Patients with no prior experience with cannabis and initiating cannabis therapy for the first time are cautioned to begin at the very lowest dose and to stop therapy if unacceptable or undesirable side effects occur.
Consumers of [edibles] should a very minimum of 30 minutes, but preferably 3 hours, between bites of cannabis-based oral products (e.g. cookies, baked goods) to gauge for strength of effects or for possible overdosing.
Subsequent dose escalation should be done slowly, once experience with the subjective effects is fully appreciated, to effect or tolerability. If intolerable adverse effects appear without significant benefit, dosing should be tapered and stopped.
There are no universal standards for THC content in what is considered a single-dose serving of edible cannabis. The California Department of Public Health has stipulated that single-serving edibles products cannot exceed 10 milligrams of THC and packages of edibles could not exceed 100 milligrams of THC. Colorado, Washington, and Canada have set similar standards, but these limits can be deceiving to unaware consumers, as some products such as chocolate bars may represent multiple servings.
A report commissioned by the Colorado Department of Revenue based on clinical research findings suggests that 1mg of THC in an edible product creates similar effects to 5.7 mg of THC in smokable marijuana. Canada has also created general guidelines for both smoked and edible cannabis used for medical purposes. The most concise figures in these guidelines apply to pharmaceutical oils such as Marinol, with patients taking an average daily dose of 20 mg TCH, with a recommended daily maximum dose of 40 mg THC.
While edible marijuana is generally perceived to be a safe and effective way to provide medication, there are some concerns associated with its use. Chief among these is the possibility of overindulgence due to a lack of understanding of potency or the delay in effect as compared to smoked or vaped marijuana. Also of concern is the accidental ingestion of cannabis products by children who mistake these products for candy.
Following its state’s legalization of marijuana, Colorado has seen a significant increase in hospitalization for cannabis toxicity, with edible products being responsible for the majority of these incidents. These risks can be mitigated by a combination of consumer education, clear product labeling, and child-safe packaging methods.
General concerns for edible cannabis are summed up in a paper published by the independent research group, RIT International:
The need for additional regulation of edibles is evident given the frequency of cannabis overdoses and accidental pediatric exposures. Such risks can be reduced through standardization of product formulations, adequate quality control measures, and appropriate product labeling.
In summary, on the production side, much remains to be done to ensure that edibles provide a consistent dosage. On the labeling side, more should be done to ensure that consumers are better educated on how edibles affect the body and that they are aware of how to use edibles safely to avoid concerns such as unintentional “highs” or “highs” lasting longer than anticipated.
A lesser concern associated with edibles is product integrity, as the improper processing of cannabis extracts used in edible products can lead to contamination of clostridium botulinum and other toxins.

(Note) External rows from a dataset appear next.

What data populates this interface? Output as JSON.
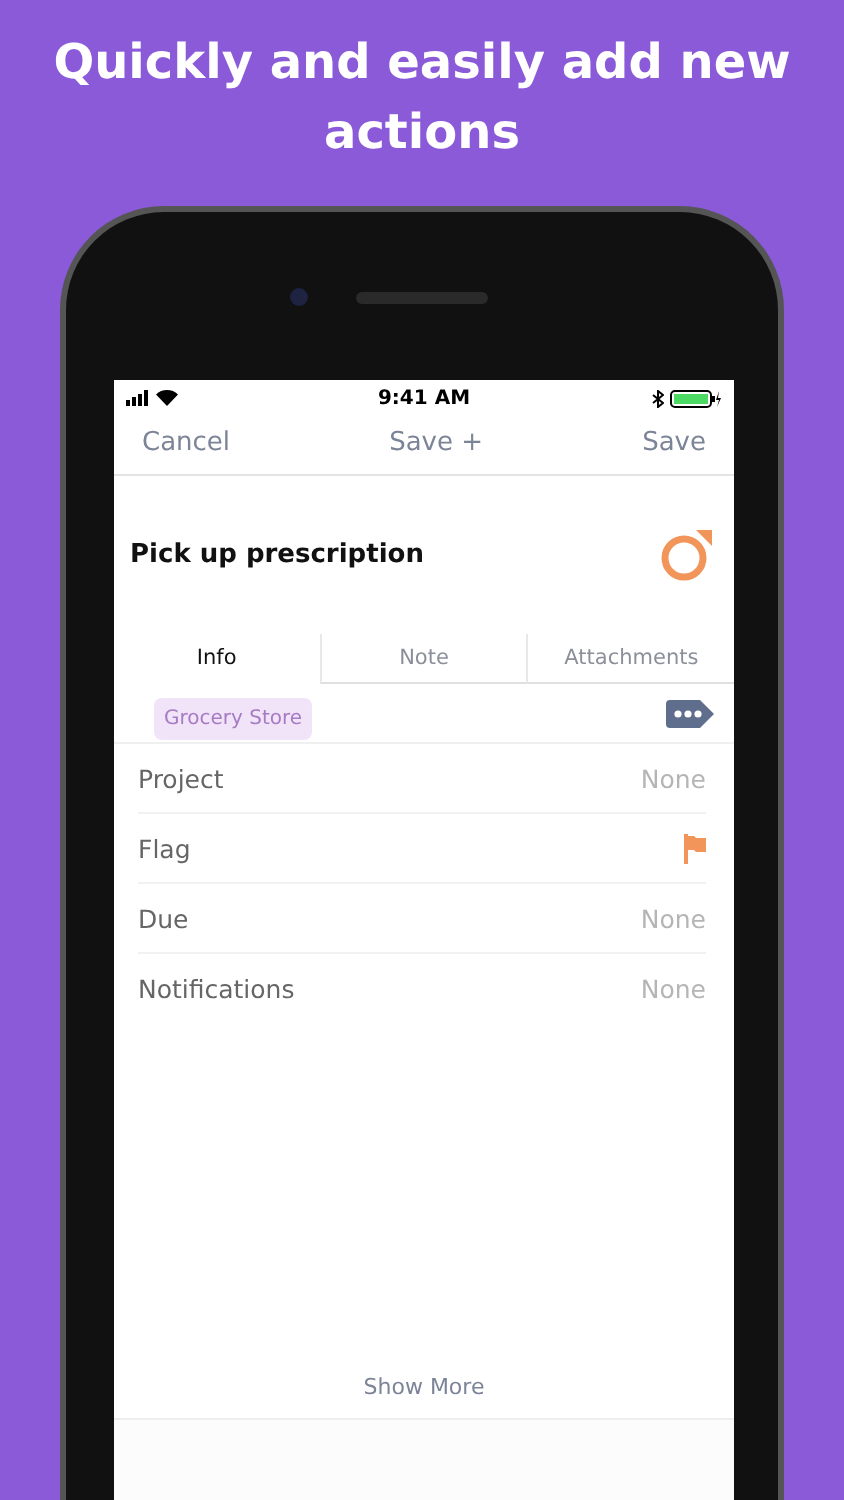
{
  "headline": "Quickly and easily add new actions",
  "status_bar": {
    "time": "9:41 AM"
  },
  "nav": {
    "cancel": "Cancel",
    "save_plus": "Save +",
    "save": "Save"
  },
  "task": {
    "title": "Pick up prescription"
  },
  "tabs": [
    {
      "label": "Info",
      "selected": true
    },
    {
      "label": "Note",
      "selected": false
    },
    {
      "label": "Attachments",
      "selected": false
    }
  ],
  "tags": [
    {
      "label": "Grocery Store"
    }
  ],
  "fields": [
    {
      "kind": "value",
      "label": "Project",
      "value": "None"
    },
    {
      "kind": "flag",
      "label": "Flag",
      "flagged": true
    },
    {
      "kind": "value",
      "label": "Due",
      "value": "None"
    },
    {
      "kind": "value",
      "label": "Notifications",
      "value": "None"
    }
  ],
  "show_more": "Show More"
}
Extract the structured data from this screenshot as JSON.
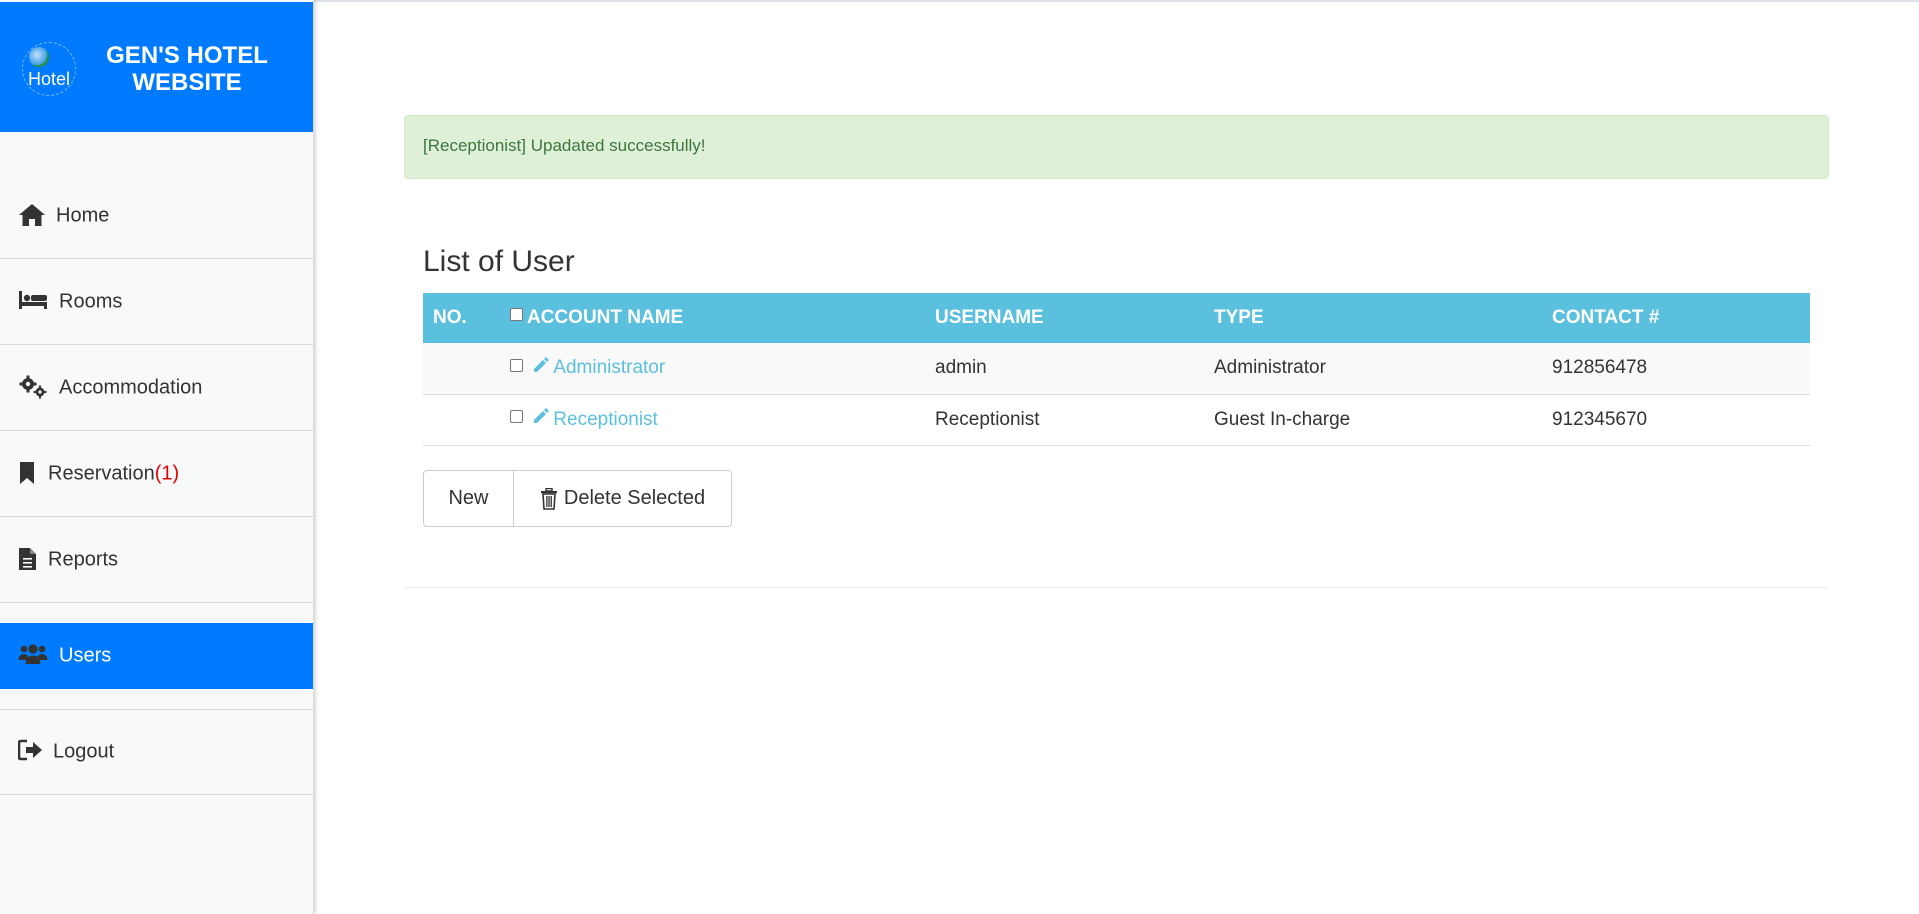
{
  "brand": {
    "logo_text": "Hotel",
    "title": "GEN'S HOTEL WEBSITE",
    "color": "#007bff"
  },
  "nav": [
    {
      "label": "Home",
      "icon": "home-icon"
    },
    {
      "label": "Rooms",
      "icon": "bed-icon"
    },
    {
      "label": "Accommodation",
      "icon": "gears-icon"
    },
    {
      "label": "Reservation",
      "badge": "(1)",
      "icon": "bookmark-icon"
    },
    {
      "label": "Reports",
      "icon": "file-icon"
    },
    {
      "label": "Users",
      "icon": "users-icon",
      "active": true
    },
    {
      "label": "Logout",
      "icon": "sign-out-icon"
    }
  ],
  "alert": {
    "message": "[Receptionist] Upadated successfully!",
    "color": "#3c763d"
  },
  "list": {
    "title": "List of User",
    "columns": [
      "NO.",
      "ACCOUNT NAME",
      "USERNAME",
      "TYPE",
      "CONTACT #"
    ],
    "rows": [
      {
        "no": "",
        "account_name": "Administrator",
        "username": "admin",
        "type": "Administrator",
        "contact": "912856478"
      },
      {
        "no": "",
        "account_name": "Receptionist",
        "username": "Receptionist",
        "type": "Guest In-charge",
        "contact": "912345670"
      }
    ],
    "header_color": "#5bc0de"
  },
  "actions": {
    "new_label": "New",
    "delete_label": "Delete Selected"
  }
}
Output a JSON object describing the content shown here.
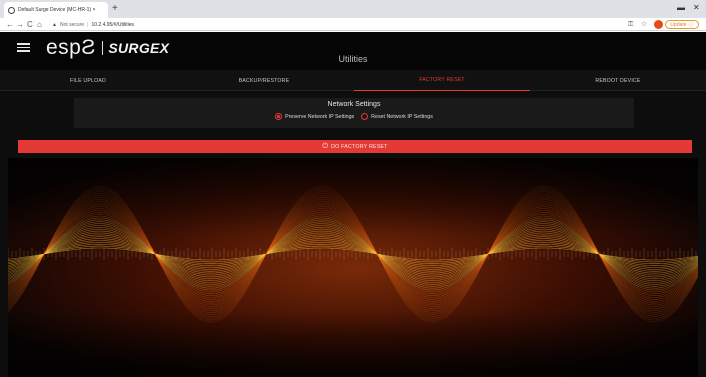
{
  "browser": {
    "tab_title": "Default Surge Device (MC-HR-1) ×",
    "tab_close": "×",
    "new_tab": "+",
    "window_min": "▬",
    "window_close": "✕",
    "nav_back": "←",
    "nav_forward": "→",
    "nav_reload": "C",
    "nav_home": "⌂",
    "security_icon": "▲",
    "security_label": "Not secure",
    "url": "10.2.4.95/#/Utilities",
    "update_label": "Update"
  },
  "header": {
    "logo_esp": "espƧ",
    "logo_surgex": "SURGEX",
    "title": "Utilities"
  },
  "nav": {
    "tabs": [
      {
        "label": "FILE UPLOAD"
      },
      {
        "label": "BACKUP/RESTORE"
      },
      {
        "label": "FACTORY RESET"
      },
      {
        "label": "REBOOT DEVICE"
      }
    ],
    "active_index": 2
  },
  "network_settings": {
    "heading": "Network Settings",
    "options": [
      {
        "label": "Preserve Network IP Settings",
        "selected": true
      },
      {
        "label": "Reset Network IP Settings",
        "selected": false
      }
    ]
  },
  "action": {
    "icon": "power-icon",
    "label": "DO FACTORY RESET"
  },
  "colors": {
    "accent": "#e53935",
    "background": "#0d0d0d",
    "wave_glow": "#ffb300"
  }
}
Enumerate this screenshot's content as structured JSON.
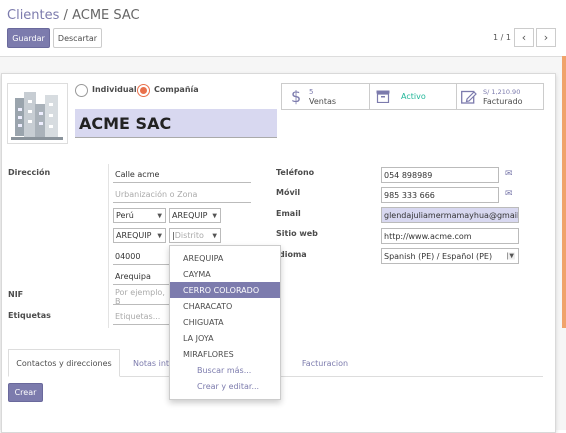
{
  "breadcrumb": {
    "parent": "Clientes",
    "separator": "/",
    "current": "ACME SAC"
  },
  "toolbar": {
    "save_label": "Guardar",
    "discard_label": "Descartar"
  },
  "pager": {
    "value": "1 / 1"
  },
  "company_type": {
    "individual_label": "Individual",
    "company_label": "Compañía",
    "selected": "company"
  },
  "partner_name": "ACME SAC",
  "stats": {
    "sales": {
      "count": "5",
      "label": "Ventas"
    },
    "active": {
      "label": "Activo"
    },
    "invoiced": {
      "amount": "S/ 1,210.90",
      "label": "Facturado"
    }
  },
  "address": {
    "label": "Dirección",
    "street": "Calle acme",
    "street2_placeholder": "Urbanización o Zona",
    "country": "Perú",
    "state": "AREQUIP",
    "province": "AREQUIP",
    "district_placeholder": "Distrito",
    "zip": "04000",
    "city": "Arequipa"
  },
  "nif": {
    "label": "NIF",
    "placeholder": "Por ejemplo, B"
  },
  "tags": {
    "label": "Etiquetas",
    "placeholder": "Etiquetas..."
  },
  "contact": {
    "phone_label": "Teléfono",
    "phone": "054 898989",
    "mobile_label": "Móvil",
    "mobile": "985 333 666",
    "email_label": "Email",
    "email": "glendajuliamermamayhua@gmail",
    "website_label": "Sitio web",
    "website": "http://www.acme.com",
    "lang_label": "Idioma",
    "lang": "Spanish (PE) / Español (PE)"
  },
  "district_dropdown": {
    "items": [
      "AREQUIPA",
      "CAYMA",
      "CERRO COLORADO",
      "CHARACATO",
      "CHIGUATA",
      "LA JOYA",
      "MIRAFLORES"
    ],
    "active": "CERRO COLORADO",
    "search_more": "Buscar más...",
    "create_edit": "Crear y editar..."
  },
  "tabs": [
    "Contactos y direcciones",
    "Notas inte",
    "Facturacion"
  ],
  "create_button": "Crear",
  "colors": {
    "accent": "#7c7bad",
    "name_bg": "#d8d8f0",
    "email_bg": "#d8d8f0",
    "scroll_orange": "#f0a36b"
  }
}
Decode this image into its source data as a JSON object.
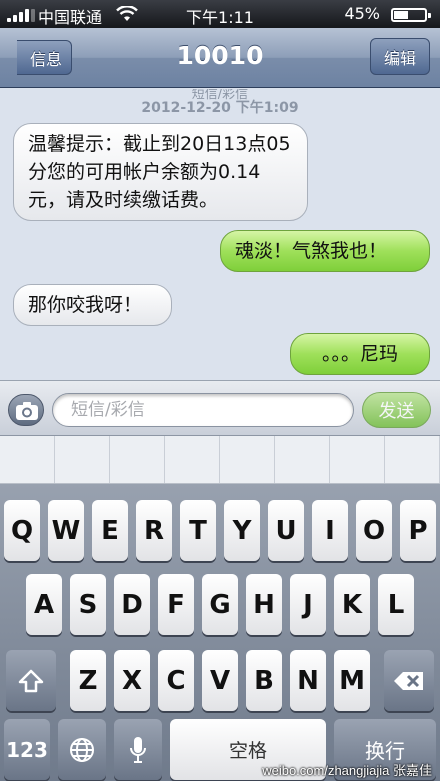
{
  "status": {
    "carrier": "中国联通",
    "time": "下午1:11",
    "battery_pct": "45%",
    "battery_level": 0.45,
    "icons": [
      "signal-bars-icon",
      "wifi-icon",
      "battery-icon"
    ]
  },
  "nav": {
    "back_label": "信息",
    "title": "10010",
    "edit_label": "编辑"
  },
  "conversation": {
    "peek_text": "短信/彩信",
    "timestamp": "2012-12-20 下午1:09",
    "messages": [
      {
        "from": "them",
        "text": "温馨提示：截止到20日13点05分您的可用帐户余额为0.14元，请及时续缴话费。"
      },
      {
        "from": "me",
        "text": "魂淡！气煞我也！"
      },
      {
        "from": "them",
        "text": "那你咬我呀！"
      },
      {
        "from": "me",
        "text": "。。。尼玛"
      }
    ]
  },
  "input": {
    "placeholder": "短信/彩信",
    "send_label": "发送",
    "camera_icon": "camera-icon"
  },
  "keyboard": {
    "row1": [
      "Q",
      "W",
      "E",
      "R",
      "T",
      "Y",
      "U",
      "I",
      "O",
      "P"
    ],
    "row2": [
      "A",
      "S",
      "D",
      "F",
      "G",
      "H",
      "J",
      "K",
      "L"
    ],
    "row3": [
      "Z",
      "X",
      "C",
      "V",
      "B",
      "N",
      "M"
    ],
    "num_label": "123",
    "space_label": "空格",
    "return_label": "换行",
    "icons": [
      "shift-icon",
      "backspace-icon",
      "globe-icon",
      "microphone-icon"
    ]
  },
  "watermark": "weibo.com/zhangjiajia 张嘉佳",
  "colors": {
    "outgoing_bubble": "#8fd64a",
    "incoming_bubble": "#f2f3f5",
    "nav_bar": "#8296b4",
    "send_button": "#6bbd2f"
  }
}
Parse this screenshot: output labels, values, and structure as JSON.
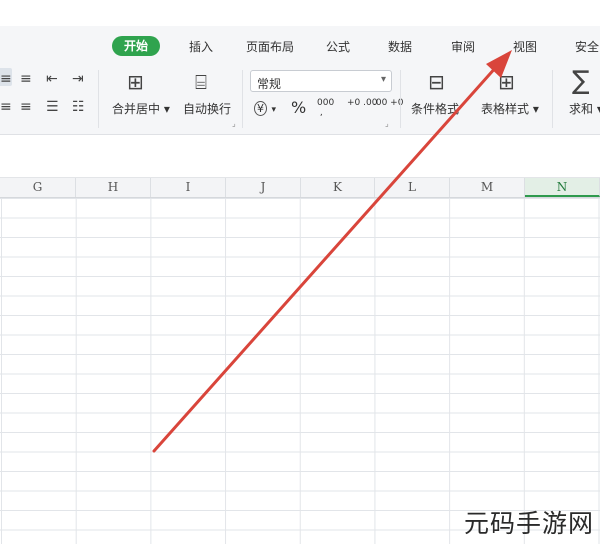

Currently, edible cannabis products do not fall under FDA regulations, but various state agencies have set standards for production and handling. The Denver Department of Environmental Health noted potential consumer safety concerns for CBD products produced by unregulated facilities, and has published a notification which details safe production methods required for the commercial manufacturing of cannabis-infused products.